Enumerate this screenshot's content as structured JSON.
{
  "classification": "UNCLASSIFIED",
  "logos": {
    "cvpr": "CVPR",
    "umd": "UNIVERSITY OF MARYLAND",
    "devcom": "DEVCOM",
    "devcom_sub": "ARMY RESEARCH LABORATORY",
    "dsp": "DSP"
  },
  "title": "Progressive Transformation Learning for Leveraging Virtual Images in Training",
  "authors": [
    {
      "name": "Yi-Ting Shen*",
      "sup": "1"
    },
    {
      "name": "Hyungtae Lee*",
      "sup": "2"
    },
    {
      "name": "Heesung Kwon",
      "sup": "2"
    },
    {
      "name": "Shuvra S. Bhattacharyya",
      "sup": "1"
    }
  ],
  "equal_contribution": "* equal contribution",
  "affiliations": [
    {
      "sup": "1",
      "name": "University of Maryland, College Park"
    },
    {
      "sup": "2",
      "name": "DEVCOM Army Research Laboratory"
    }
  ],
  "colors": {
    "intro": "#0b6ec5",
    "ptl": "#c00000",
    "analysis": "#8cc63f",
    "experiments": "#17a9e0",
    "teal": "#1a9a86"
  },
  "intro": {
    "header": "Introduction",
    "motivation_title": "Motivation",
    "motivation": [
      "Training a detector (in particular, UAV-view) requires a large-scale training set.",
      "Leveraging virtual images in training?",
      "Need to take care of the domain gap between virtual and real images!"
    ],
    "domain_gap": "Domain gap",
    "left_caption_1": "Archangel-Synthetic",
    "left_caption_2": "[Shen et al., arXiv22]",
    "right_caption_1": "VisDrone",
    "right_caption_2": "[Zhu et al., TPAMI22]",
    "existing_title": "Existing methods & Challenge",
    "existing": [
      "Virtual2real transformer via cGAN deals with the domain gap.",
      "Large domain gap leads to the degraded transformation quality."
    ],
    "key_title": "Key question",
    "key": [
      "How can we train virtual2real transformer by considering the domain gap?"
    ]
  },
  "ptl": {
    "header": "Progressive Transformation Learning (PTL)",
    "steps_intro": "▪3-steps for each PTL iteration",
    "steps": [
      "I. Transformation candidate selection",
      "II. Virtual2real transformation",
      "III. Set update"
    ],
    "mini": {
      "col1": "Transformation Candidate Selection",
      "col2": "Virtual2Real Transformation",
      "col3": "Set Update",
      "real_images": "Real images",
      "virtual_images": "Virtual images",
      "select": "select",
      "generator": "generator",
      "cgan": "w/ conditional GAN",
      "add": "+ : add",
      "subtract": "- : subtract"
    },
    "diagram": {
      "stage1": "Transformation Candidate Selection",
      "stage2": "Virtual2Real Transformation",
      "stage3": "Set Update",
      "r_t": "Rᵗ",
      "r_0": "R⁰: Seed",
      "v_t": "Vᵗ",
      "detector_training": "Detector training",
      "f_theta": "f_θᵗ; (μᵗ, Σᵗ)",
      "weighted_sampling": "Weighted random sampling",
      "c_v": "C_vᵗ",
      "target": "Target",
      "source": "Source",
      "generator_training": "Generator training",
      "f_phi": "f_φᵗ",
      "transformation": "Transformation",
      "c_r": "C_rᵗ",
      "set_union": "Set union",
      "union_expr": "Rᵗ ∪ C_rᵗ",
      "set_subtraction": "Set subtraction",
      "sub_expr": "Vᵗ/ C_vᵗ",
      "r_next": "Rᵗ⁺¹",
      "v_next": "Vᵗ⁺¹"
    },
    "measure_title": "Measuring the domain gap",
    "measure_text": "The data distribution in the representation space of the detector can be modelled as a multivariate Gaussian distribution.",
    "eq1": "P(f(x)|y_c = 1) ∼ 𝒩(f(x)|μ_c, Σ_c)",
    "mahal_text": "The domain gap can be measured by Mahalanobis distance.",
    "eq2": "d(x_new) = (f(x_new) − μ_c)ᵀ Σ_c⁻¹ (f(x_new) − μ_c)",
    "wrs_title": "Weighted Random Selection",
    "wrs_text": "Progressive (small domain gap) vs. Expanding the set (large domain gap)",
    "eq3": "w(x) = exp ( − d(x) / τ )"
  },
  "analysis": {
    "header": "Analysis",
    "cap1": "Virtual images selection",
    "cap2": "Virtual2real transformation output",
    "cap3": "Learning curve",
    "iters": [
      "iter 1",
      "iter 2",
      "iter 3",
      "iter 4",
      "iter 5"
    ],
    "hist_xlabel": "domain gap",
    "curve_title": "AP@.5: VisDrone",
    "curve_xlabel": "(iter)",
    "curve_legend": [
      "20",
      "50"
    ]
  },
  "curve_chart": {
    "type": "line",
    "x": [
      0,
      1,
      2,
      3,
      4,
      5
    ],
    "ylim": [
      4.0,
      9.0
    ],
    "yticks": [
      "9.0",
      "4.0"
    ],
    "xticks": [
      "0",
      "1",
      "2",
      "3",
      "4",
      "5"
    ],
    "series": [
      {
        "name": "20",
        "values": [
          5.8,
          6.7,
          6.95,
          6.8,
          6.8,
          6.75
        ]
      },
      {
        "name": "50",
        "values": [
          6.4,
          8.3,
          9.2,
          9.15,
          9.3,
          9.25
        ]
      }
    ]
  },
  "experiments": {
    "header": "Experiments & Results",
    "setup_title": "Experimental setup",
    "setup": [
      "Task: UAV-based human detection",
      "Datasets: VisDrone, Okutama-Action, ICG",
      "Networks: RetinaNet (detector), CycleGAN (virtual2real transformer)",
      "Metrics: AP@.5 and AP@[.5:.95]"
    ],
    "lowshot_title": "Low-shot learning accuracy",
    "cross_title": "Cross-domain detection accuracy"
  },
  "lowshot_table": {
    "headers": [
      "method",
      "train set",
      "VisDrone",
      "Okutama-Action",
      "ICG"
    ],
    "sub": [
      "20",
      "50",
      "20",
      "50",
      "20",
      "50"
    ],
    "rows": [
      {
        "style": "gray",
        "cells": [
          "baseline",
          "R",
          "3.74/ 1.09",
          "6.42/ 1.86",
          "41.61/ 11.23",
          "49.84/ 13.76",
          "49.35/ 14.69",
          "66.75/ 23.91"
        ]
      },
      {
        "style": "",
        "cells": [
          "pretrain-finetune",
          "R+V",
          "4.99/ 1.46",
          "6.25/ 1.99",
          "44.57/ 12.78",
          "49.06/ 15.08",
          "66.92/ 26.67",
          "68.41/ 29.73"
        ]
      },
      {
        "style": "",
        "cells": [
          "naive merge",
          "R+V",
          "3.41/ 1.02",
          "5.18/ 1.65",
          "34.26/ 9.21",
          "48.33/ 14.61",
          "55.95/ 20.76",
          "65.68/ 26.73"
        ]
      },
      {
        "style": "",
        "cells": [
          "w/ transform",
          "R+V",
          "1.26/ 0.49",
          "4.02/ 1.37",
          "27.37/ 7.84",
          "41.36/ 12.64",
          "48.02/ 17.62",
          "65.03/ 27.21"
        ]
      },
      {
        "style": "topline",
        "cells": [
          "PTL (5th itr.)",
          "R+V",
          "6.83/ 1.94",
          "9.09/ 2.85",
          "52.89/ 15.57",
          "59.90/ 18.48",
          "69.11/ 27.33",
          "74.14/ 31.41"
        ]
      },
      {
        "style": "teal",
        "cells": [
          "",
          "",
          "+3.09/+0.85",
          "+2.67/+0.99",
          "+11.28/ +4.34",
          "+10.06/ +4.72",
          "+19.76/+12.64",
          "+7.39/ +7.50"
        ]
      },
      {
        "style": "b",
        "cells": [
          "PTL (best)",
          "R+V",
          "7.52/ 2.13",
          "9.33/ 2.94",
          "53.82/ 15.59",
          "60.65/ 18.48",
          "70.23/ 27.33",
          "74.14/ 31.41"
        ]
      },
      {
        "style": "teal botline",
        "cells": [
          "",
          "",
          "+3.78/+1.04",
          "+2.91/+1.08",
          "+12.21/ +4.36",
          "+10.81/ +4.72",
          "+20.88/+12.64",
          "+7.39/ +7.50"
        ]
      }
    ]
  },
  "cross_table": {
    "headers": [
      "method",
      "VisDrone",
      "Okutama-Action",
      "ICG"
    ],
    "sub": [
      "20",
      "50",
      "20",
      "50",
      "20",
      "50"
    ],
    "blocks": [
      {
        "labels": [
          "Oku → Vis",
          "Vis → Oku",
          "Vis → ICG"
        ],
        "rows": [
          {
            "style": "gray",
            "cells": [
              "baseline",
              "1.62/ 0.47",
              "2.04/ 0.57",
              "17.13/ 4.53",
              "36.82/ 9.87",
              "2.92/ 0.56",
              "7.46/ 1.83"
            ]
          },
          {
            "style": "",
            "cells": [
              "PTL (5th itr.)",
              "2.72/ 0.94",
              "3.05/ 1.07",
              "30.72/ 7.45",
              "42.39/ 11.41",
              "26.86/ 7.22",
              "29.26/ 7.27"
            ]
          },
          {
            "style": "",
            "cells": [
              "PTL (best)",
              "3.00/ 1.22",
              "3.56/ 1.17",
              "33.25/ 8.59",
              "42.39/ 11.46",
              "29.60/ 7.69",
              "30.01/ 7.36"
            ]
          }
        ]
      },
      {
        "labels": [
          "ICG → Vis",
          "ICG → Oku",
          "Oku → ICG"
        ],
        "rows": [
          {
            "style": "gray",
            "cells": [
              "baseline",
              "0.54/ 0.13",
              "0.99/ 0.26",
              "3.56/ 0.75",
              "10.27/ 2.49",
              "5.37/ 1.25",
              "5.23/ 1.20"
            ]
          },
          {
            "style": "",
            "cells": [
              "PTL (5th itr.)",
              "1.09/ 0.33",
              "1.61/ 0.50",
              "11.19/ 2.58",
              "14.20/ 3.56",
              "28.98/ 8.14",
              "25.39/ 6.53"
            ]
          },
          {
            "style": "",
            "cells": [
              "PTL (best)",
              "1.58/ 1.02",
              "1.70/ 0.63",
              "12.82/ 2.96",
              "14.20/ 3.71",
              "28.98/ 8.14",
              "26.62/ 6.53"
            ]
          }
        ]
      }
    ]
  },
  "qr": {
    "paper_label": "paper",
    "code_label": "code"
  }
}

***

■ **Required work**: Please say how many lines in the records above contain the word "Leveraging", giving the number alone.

■ **Answer space**: 2